Fondateur d’une ONG de soutien aux paysans, le leader communautaire Sombath Somphone est porté disparu depuis quatre ans. Les autorités du Laos sont pointées du doigt pour leur autoritarisme et leur politique répressive.

Il y a quatre ans, le leader communautaire Sombath Somphone était enlevé devant un poste de police à Vientiane au Laos. C’était le 15 décembre 2012. Dans d’autres pays, la police lance généralement un appel au public pour rechercher la personne disparue. Pas au Laos où l’on vous intime de ne pas poser de questions. Dans d’autres pays, la police accueille favorablement toute aide. Pas au Laos où les offres d’assistance ont été systématiquement refusées. Dans d’autres pays, la population et les médias sont encouragés à diffuser l’information. Pas au Laos où les avis de recherche affichés ont été déchirés et la publication dans les journaux est soumise à autorisation spéciale. (more…)

Laos: Come Clean on Activist’s ‘Disappearance’

Laos: Come Clean on Activist’s ‘Disappearance’

Sombath Somphone-032

Sombath Somphone is still missing four years after he was forcibly disappeared in Vientiane, Laos. © 2013 Stephen Sautter

Human Rights Watch: 15 December 2016

Sombath Somphone Still Missing After Four Years

(Bangkok) – The Lao government has made no progress accounting for civil society leader Sombath Somphone, who was forcibly disappeared on December 15, 2012, Human Rights Watch said today. Four years after he was stopped at a police checkpoint in the capital, Vientiane, the government needs to provide information on his fate or whereabouts.

Sombath Somphone is still missing four years after he was forcibly disappeared in Vientiane, Laos.

“Since the start, the Lao government’s investigation of Sombath Somphone’s disappearance has been a pattern of delay, denial, and cover-up,” said Phil Robertson, deputy Asia director. “Four years on, Sombath’s family is no closer to learning the truth about his fate than they were in the weeks after he went missing.”

A police closed-circuit television (CCTV) camera on the evening of his arrest shows police stopping Sombath’s jeep and leading him into the checkpoint. The footage shows unidentified individuals bringing Sombath out within minutes and putting him into another vehicle, which then drives away. Another individual later drives away in Sombath’s jeep.

Last December, Sombath’s family released new CCTV footage obtained from the same area as the police checkpoint that shows Sombath’s jeep being driven back to the center of Vientiane.
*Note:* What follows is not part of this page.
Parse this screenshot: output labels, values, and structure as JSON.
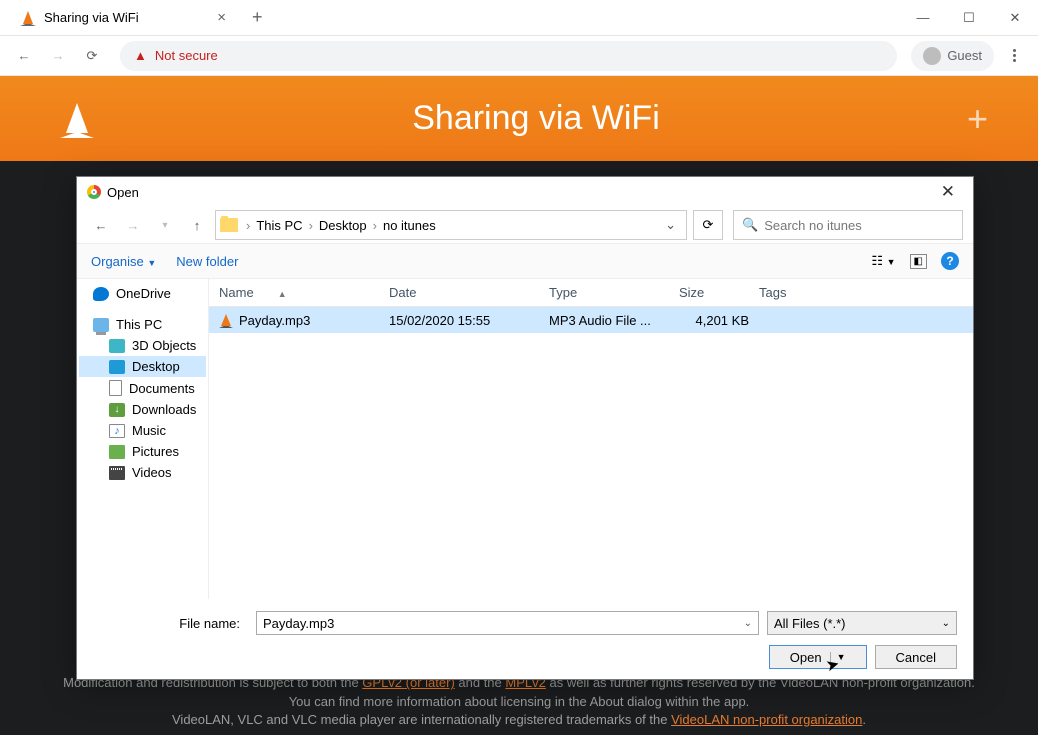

At a minimum, this should have prompted a review of other CCTV cameras along the main route the car was taking back into the city.

There is no evidence of any serious government investigations into the enforced disappearance. Lao authorities have not organized a specific briefing on the status of the case for Sombath’s family since June 2013.
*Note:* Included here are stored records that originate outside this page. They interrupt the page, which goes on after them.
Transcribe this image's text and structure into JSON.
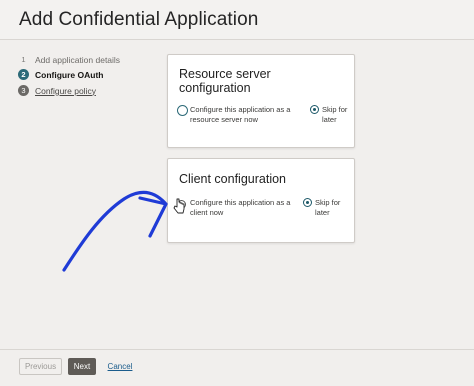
{
  "header": {
    "title": "Add Confidential Application"
  },
  "steps": [
    {
      "number": "1",
      "label": "Add application details",
      "state": "completed"
    },
    {
      "number": "2",
      "label": "Configure OAuth",
      "state": "current"
    },
    {
      "number": "3",
      "label": "Configure policy",
      "state": "upcoming"
    }
  ],
  "resource_server_card": {
    "title_line1": "Resource server",
    "title_line2": "configuration",
    "option_configure_line1": "Configure this application as a",
    "option_configure_line2": "resource server now",
    "option_skip_line1": "Skip for",
    "option_skip_line2": "later",
    "selected": "skip"
  },
  "client_card": {
    "title": "Client configuration",
    "option_configure_line1": "Configure this application as a",
    "option_configure_line2": "client now",
    "option_skip_line1": "Skip for",
    "option_skip_line2": "later",
    "selected": "skip"
  },
  "footer": {
    "previous_label": "Previous",
    "next_label": "Next",
    "cancel_label": "Cancel"
  },
  "colors": {
    "accent": "#2d6a78",
    "annotation_arrow": "#1f3bd6",
    "next_button": "#5f5b57",
    "link": "#1b5c8c"
  }
}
An enforced disappearance is defined under international law as the arrest or detention of a person by state officials or their agents followed by a refusal to acknowledge the deprivation of liberty, or to reveal the person’s fate or whereabouts. Enforced disappearances inflict unbearable cruelty not just on the victims, but on family members, who often wait years or decades to learn of their fate. Under international law, “disappearances” are considered a continuing offense, one that is ongoing so long as the state conceals the fate or the whereabouts of the victim.
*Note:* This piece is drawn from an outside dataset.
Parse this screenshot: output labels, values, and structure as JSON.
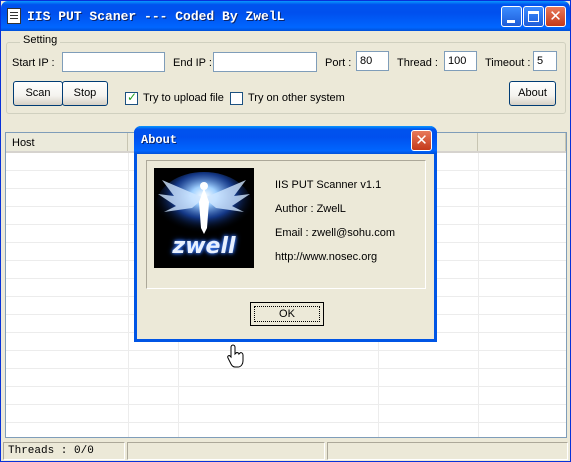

Laos signed the International Convention for the Protection of All Persons from Enforced Disappearance in September 2008, but has yet to ratify it. International donor agencies should press the government to ratify the treaty and adopt national legislation to implement its requirements.

The government’s continued failure to seriously investigate cases of enforced disappearance violates its obligations under the International Covenant on Civil and Political Rights, to which Laos is a party. The covenant states that governments must provide an “effective remedy” for violations of basic rights, including the right to liberty and security of person.

“Over decades of his work in grassroots rural development, Sombath inspired thousands of Lao farmers and their families with simple yet innovative techniques to help them farm better and live better,” Robertson said. “But today, Sombath’s uncertain fate prompts fear among Lao civil society groups that their survival is at the whim of the government.”